1. you mean PCI/USB/SATA bridge on board? sounds like a cocking device..
(all those PHYs tend to add heat..
). What about exposing PCI on some sort of a pinheader (as friendlyARM does) and selling a USB3 and a SATA hat?
IIRC the VC5 (never used in RPis I know) had PCI and USB3 so I assume VC6 should offer this too. Why was the 'On-SoC' USB3 not exposed? PinMuxed with PCI? As crippled as USB on VC4 was in the beginnings?
2. See 2 on the part above.. Somehow they managed to expose more interfaces on their board e.g. a NVMe capable m.2 slot..
I don't think SATA should be part of the RPi, cause you're right there's no native support on the bcm chip for it (the only cheap arm SoC with native SATA I've in mind is AllWinner A20). And SATA won't be use-case Nr.1,. PCI exposed to some sort of a pinheader would actually be a nice idea. Like FriendlyARM with their 'own' connector or as more or less all the others (mPCI/m.2). Offering a 'USB3 hat' and a 'SATA hat' making the Pi a bit more modular.
For the whole RTC stuff, I really don't care.. If you want one.. The cheapest i2c based ones go for 1-2$ 'RPi compatible' on aliexpress.. But if this would add 10-15$ you should hire a new engineer..
The microHDMI was actually a smart pick.. Exposing both HDMIs is something that to my knowledge none of the competitors can offer at the moment.. Let's see how performance works out on those once it's properly supported..
gtechn wrote: ↑
Wed Jul 03, 2019 9:20 pm
Why not 4 USB 3.0 ports instead of 2?
thanks god they didn't put 4 USB3 on the board. The nightmare of insane settings with adding 4 HDD/SSD powered over the RPi all suffering from underpower issues would be a nightmare. Even on 2 SSDs without additional powering we see first hints that it might not work reliable at the moment: https://www.cnx-software.com/2019/06/24 ... ent-564128
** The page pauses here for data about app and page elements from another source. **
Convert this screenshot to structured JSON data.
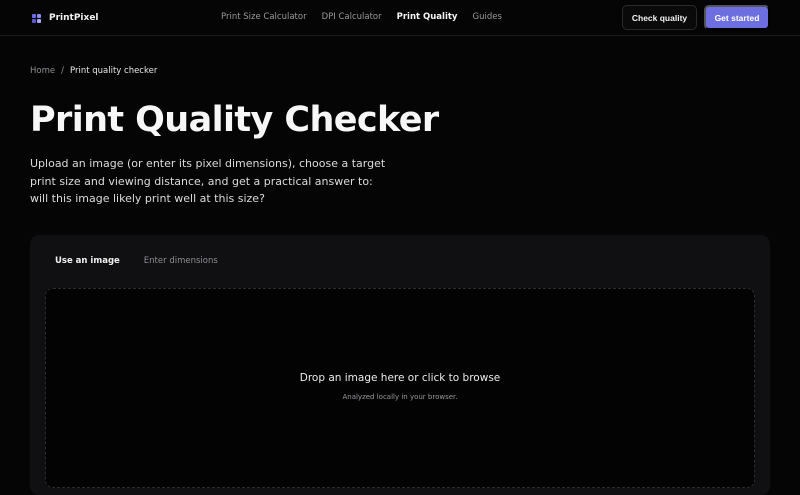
{
  "header": {
    "brand_name": "PrintPixel",
    "brand_colors": [
      "#6d6ee0",
      "#8b8cf0",
      "#5a5bd0",
      "#a7a8f5"
    ],
    "nav": [
      {
        "label": "Print Size Calculator",
        "active": false
      },
      {
        "label": "DPI Calculator",
        "active": false
      },
      {
        "label": "Print Quality",
        "active": true
      },
      {
        "label": "Guides",
        "active": false
      }
    ],
    "check_quality_label": "Check quality",
    "get_started_label": "Get started",
    "accent_color": "#6d6ee0"
  },
  "breadcrumb": {
    "home": "Home",
    "separator": "/",
    "current": "Print quality checker"
  },
  "page": {
    "title": "Print Quality Checker",
    "intro": "Upload an image (or enter its pixel dimensions), choose a target print size and viewing distance, and get a practical answer to: will this image likely print well at this size?"
  },
  "checker": {
    "tabs": [
      {
        "label": "Use an image",
        "active": true
      },
      {
        "label": "Enter dimensions",
        "active": false
      }
    ],
    "dropzone_title": "Drop an image here or click to browse",
    "dropzone_subtitle": "Analyzed locally in your browser."
  }
}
I assume it's mostly due to not enough juice to power two additional drives and the PHYs needed for USB3-SATA but honestly not tested on my own. I'm not interested in RPi4 as a NAS at all (I've a dedicated SBC for that job which just works fine).
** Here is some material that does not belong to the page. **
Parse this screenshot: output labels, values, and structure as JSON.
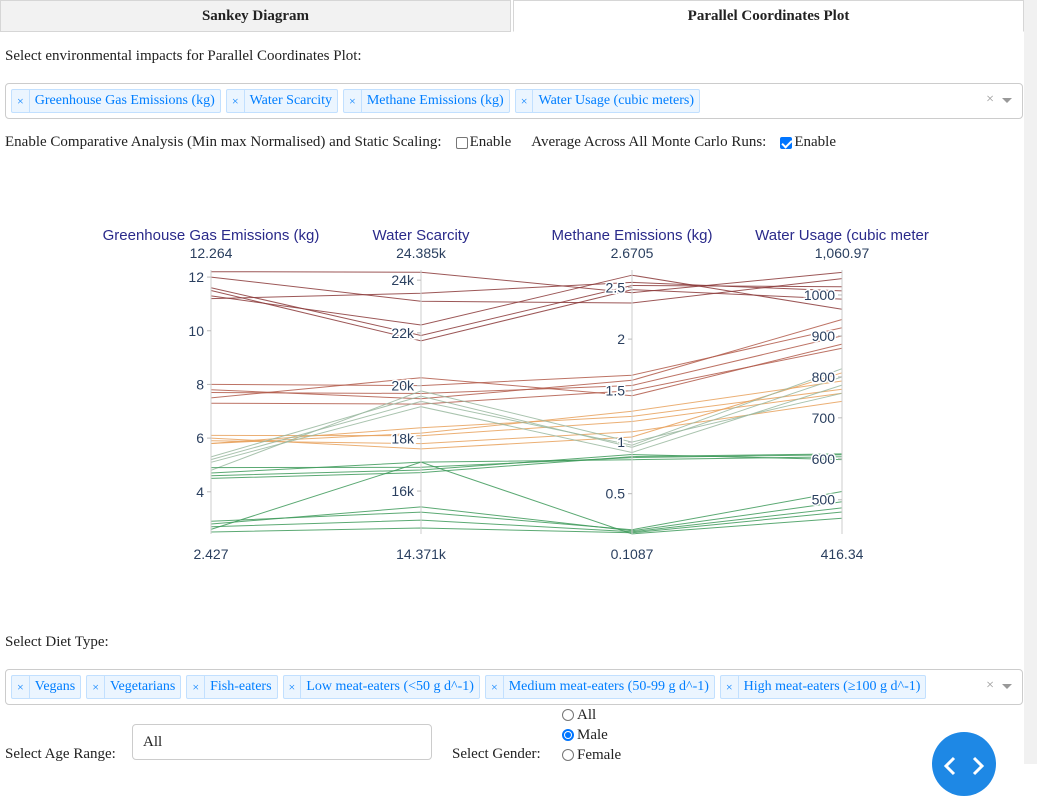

The whole barrel jack discussion is somehow... well.. we'll never see a RPi with it so it doesn't make sense to discuss this really.. I've multiple SBCs with barrel jack (5 and 12V) and I can somehow manage it to don't connect 12V to the 5V ones..
I think most of your user base should be able too..
For the cellphone chargers.. well that's then the same story as RPi on microUSB cellphone chargers.. Some work, some won't work reliable. And for those it doesn't work, they'll allways blame the software, not their hardware setup..
IMO the combination of USB-C with a PMIC supporting USB PD would have been a great idea.
Towards UART, I've roughly 10 USB UART dongles laying around to debug my SBCs in case something goes wrong and I love SBCs with a dedicated UART pinheader only for debug purposes.. It's simply a way more infos once your board doesn't behave the way it should.. Especially during the time you try do get a new one up and running...
Why no model C.. For me, the Pi4 is a model C cause not the same formfactor anymore (swapping ethernet and USB) well.. it should actually be model D cause between RPi1 and RPi1b+ the formfactor also changed.. But well.. I don't care about names..
Overall the RPi4 seems to be well crafted, mine arrived today and I probably start tomorrow with some trials with the 64 bit kernel just out of curiosity but I don't think the argumentation is rock solid.. Other boardmakers showed that on the same (RockPi) or smaller (NanoPi) formfactor you can expose a bunch of interfaces. eMMC can be designed in an unbrickable way, support for other storage solutions (SATA, NVMe - I know the SoC doesn't support it) can be implemented in a modular way and powering over barrelplug is also not really a problem (at least I don't spot many topics that people fry their SBCs by using the wrong one